### Provided records
::::::::::

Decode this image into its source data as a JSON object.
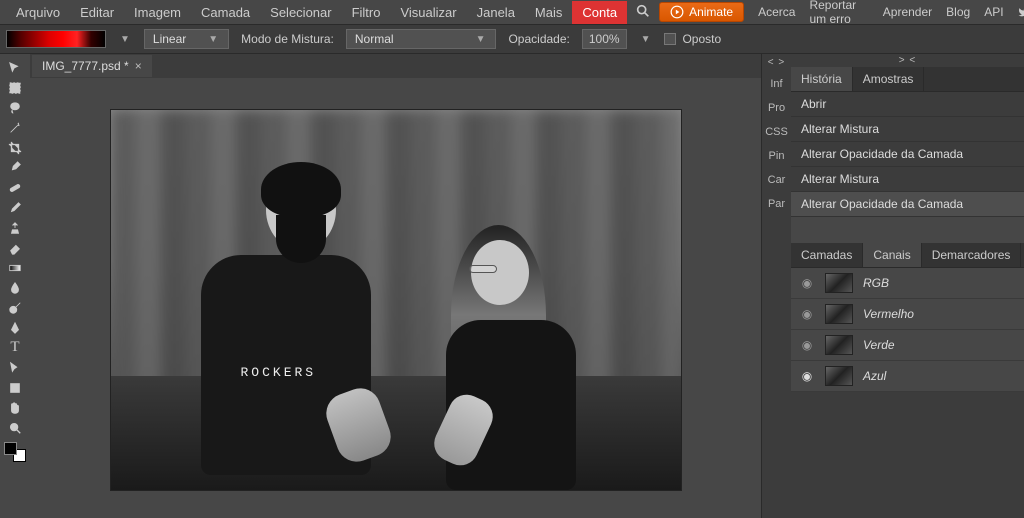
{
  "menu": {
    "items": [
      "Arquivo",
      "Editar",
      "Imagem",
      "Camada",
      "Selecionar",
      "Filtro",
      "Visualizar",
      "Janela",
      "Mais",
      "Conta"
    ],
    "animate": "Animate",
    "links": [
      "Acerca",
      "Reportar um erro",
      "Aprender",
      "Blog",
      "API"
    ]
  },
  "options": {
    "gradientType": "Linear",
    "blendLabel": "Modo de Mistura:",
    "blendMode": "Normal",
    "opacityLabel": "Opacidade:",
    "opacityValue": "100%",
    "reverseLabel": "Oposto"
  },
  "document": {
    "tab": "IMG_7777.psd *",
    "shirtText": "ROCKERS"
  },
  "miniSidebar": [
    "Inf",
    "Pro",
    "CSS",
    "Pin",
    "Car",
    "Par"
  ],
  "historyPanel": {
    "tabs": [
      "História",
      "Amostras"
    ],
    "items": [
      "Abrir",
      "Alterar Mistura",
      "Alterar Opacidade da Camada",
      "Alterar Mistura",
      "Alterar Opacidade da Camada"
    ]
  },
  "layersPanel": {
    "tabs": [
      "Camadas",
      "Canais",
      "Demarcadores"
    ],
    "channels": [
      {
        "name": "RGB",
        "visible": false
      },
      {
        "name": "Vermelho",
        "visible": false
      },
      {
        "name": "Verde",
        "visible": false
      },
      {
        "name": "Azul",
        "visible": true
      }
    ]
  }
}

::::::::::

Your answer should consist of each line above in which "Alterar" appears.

      "Alterar Mistura",
      "Alterar Opacidade da Camada",
      "Alterar Mistura",
      "Alterar Opacidade da Camada"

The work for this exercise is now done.